The conventional way to compare the cost of electricity generated by different sources is to calculate the levelized cost of electricity (LCOE) which is used to calculate the life cycle cost of producing electricity.
The LCOE depends on a number of variables such as capital costs, discount rate, fueling costs. The contribution of these variables to the total levelized cost vary from one source of electricity to another. For nuclear electricity, capital costs and the discount rate are the most important variables while for electricity produced by oil or natural gas, fuel costs are the dominant factor.
|Projected economic competitiveness of solar vs nuclear power|
In the next figure, the LCOE of nuclear electricity (red) and solar PV (green) are projected until 2025. The LCOE of nuclear electricity is presented within a band between a low (3000 $/kW) and a high (7000 $/kW) capital costs. There is little reason to expect the costs of nuclear power to decline substantially. Indeed, historically, costs of nuclear power have only increased.
On the other hand, the estimates of how fast solar costs are expected to decline are striking. The global average LCOE of solar PV is around 137 $/MWh. This is really a conservative estimate and current utility values are much lower. LCOE of solar PV is expected to decline between to 6% to 10% per year for the next 10 years.
This is interesting because what analysts often forget is that it takes on average about 7-8 years to build a nuclear power plant while a solar PV utility takes about 1-2 years. In a conservative scenario, solar PV will be well within the cost range of nuclear power, and perhaps more economically competitive if coupled with thermal storage and better demand management.

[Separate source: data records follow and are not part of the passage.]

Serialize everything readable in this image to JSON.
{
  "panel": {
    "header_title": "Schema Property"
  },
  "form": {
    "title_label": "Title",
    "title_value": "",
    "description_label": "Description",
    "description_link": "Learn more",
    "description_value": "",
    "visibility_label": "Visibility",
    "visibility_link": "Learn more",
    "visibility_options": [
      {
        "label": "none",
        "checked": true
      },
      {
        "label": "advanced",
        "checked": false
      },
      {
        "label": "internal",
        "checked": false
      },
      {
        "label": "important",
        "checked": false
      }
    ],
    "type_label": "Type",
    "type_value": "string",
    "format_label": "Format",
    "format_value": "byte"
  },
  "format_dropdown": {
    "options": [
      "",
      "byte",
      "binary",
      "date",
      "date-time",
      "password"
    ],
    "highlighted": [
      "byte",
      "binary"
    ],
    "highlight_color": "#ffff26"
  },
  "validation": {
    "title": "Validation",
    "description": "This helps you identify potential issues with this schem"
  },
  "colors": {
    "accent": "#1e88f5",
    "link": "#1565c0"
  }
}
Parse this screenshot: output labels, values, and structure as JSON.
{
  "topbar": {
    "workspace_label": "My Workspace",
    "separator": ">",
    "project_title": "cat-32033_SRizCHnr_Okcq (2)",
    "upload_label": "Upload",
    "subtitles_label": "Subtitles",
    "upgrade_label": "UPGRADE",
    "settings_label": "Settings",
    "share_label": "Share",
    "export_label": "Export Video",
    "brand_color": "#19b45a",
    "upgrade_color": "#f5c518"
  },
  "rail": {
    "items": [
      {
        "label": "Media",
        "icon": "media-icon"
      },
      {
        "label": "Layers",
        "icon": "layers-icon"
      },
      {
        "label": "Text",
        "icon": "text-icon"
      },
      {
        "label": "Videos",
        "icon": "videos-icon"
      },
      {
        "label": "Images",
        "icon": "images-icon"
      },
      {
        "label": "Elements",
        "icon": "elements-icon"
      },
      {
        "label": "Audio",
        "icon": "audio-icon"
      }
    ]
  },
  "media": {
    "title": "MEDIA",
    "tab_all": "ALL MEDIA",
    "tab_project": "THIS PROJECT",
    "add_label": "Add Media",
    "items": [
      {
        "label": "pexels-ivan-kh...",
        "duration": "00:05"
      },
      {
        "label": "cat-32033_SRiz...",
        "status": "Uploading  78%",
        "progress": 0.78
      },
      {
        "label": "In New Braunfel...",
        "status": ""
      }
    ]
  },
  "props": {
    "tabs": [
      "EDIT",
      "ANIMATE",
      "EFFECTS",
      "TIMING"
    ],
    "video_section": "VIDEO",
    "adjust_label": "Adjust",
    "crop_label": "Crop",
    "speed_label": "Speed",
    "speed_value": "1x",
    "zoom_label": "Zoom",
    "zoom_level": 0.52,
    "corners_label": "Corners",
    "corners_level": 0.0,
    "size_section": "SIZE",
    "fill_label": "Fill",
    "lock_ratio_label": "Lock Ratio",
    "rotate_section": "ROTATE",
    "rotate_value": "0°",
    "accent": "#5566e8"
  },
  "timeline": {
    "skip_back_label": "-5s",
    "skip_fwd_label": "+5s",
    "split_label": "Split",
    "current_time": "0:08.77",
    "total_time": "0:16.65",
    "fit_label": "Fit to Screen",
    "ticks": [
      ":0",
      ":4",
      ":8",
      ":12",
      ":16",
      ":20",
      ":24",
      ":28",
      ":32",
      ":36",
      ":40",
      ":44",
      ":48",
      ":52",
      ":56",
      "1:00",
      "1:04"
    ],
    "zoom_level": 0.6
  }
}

In this context, investing in nuclear could have an opportunity cost. For countries in the Middle East, building a nuclear power plant could easily take between 8-10 years. By that time, solar PV will likely be a more economically optimal option.